What to produce:
Repeat the listing below in full, keeping each word as given.

::: Data extracts

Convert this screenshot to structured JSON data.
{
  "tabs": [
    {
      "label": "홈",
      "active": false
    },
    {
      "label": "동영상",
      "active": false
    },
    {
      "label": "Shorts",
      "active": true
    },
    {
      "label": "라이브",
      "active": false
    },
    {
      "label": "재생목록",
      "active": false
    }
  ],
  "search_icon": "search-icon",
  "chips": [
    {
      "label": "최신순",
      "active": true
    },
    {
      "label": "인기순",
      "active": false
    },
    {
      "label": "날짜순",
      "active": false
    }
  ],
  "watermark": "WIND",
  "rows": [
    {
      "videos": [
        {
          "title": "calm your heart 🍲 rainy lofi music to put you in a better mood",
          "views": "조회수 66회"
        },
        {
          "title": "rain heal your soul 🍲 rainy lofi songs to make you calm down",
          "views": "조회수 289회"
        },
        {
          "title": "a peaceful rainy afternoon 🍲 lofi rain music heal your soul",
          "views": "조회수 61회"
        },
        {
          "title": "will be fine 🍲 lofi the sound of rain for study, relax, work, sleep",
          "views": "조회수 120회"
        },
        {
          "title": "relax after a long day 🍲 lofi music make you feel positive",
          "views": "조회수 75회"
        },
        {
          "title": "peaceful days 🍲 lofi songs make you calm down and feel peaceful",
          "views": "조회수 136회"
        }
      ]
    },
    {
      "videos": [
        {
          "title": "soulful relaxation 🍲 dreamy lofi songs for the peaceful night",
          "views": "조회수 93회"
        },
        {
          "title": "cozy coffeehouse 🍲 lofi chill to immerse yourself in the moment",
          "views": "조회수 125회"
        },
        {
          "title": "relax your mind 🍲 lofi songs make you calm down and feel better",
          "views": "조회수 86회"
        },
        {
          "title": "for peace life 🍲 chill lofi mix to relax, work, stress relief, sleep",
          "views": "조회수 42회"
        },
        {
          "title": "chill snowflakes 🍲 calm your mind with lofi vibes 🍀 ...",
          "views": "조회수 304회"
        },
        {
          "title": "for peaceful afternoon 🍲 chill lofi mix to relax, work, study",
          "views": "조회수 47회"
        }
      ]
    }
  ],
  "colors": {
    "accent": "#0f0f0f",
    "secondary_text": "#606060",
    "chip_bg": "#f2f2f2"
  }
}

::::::

Result of this exercise:
Convert this screenshot to structured JSON data.
{
  "tabs": [
    {
      "label": "홈",
      "active": false
    },
    {
      "label": "동영상",
      "active": false
    },
    {
      "label": "Shorts",
      "active": true
    },
    {
      "label": "라이브",
      "active": false
    },
    {
      "label": "재생목록",
      "active": false
    }
  ],
  "search_icon": "search-icon",
  "chips": [
    {
      "label": "최신순",
      "active": true
    },
    {
      "label": "인기순",
      "active": false
    },
    {
      "label": "날짜순",
      "active": false
    }
  ],
  "watermark": "WIND",
  "rows": [
    {
      "videos": [
        {
          "title": "calm your heart 🍲 rainy lofi music to put you in a better mood",
          "views": "조회수 66회"
        },
        {
          "title": "rain heal your soul 🍲 rainy lofi songs to make you calm down",
          "views": "조회수 289회"
        },
        {
          "title": "a peaceful rainy afternoon 🍲 lofi rain music heal your soul",
          "views": "조회수 61회"
        },
        {
          "title": "will be fine 🍲 lofi the sound of rain for study, relax, work, sleep",
          "views": "조회수 120회"
        },
        {
          "title": "relax after a long day 🍲 lofi music make you feel positive",
          "views": "조회수 75회"
        },
        {
          "title": "peaceful days 🍲 lofi songs make you calm down and feel peaceful",
          "views": "조회수 136회"
        }
      ]
    },
    {
      "videos": [
        {
          "title": "soulful relaxation 🍲 dreamy lofi songs for the peaceful night",
          "views": "조회수 93회"
        },
        {
          "title": "cozy coffeehouse 🍲 lofi chill to immerse yourself in the moment",
          "views": "조회수 125회"
        },
        {
          "title": "relax your mind 🍲 lofi songs make you calm down and feel better",
          "views": "조회수 86회"
        },
        {
          "title": "for peace life 🍲 chill lofi mix to relax, work, stress relief, sleep",
          "views": "조회수 42회"
        },
        {
          "title": "chill snowflakes 🍲 calm your mind with lofi vibes 🍀 ...",
          "views": "조회수 304회"
        },
        {
          "title": "for peaceful afternoon 🍲 chill lofi mix to relax, work, study",
          "views": "조회수 47회"
        }
      ]
    }
  ],
  "colors": {
    "accent": "#0f0f0f",
    "secondary_text": "#606060",
    "chip_bg": "#f2f2f2"
  }
}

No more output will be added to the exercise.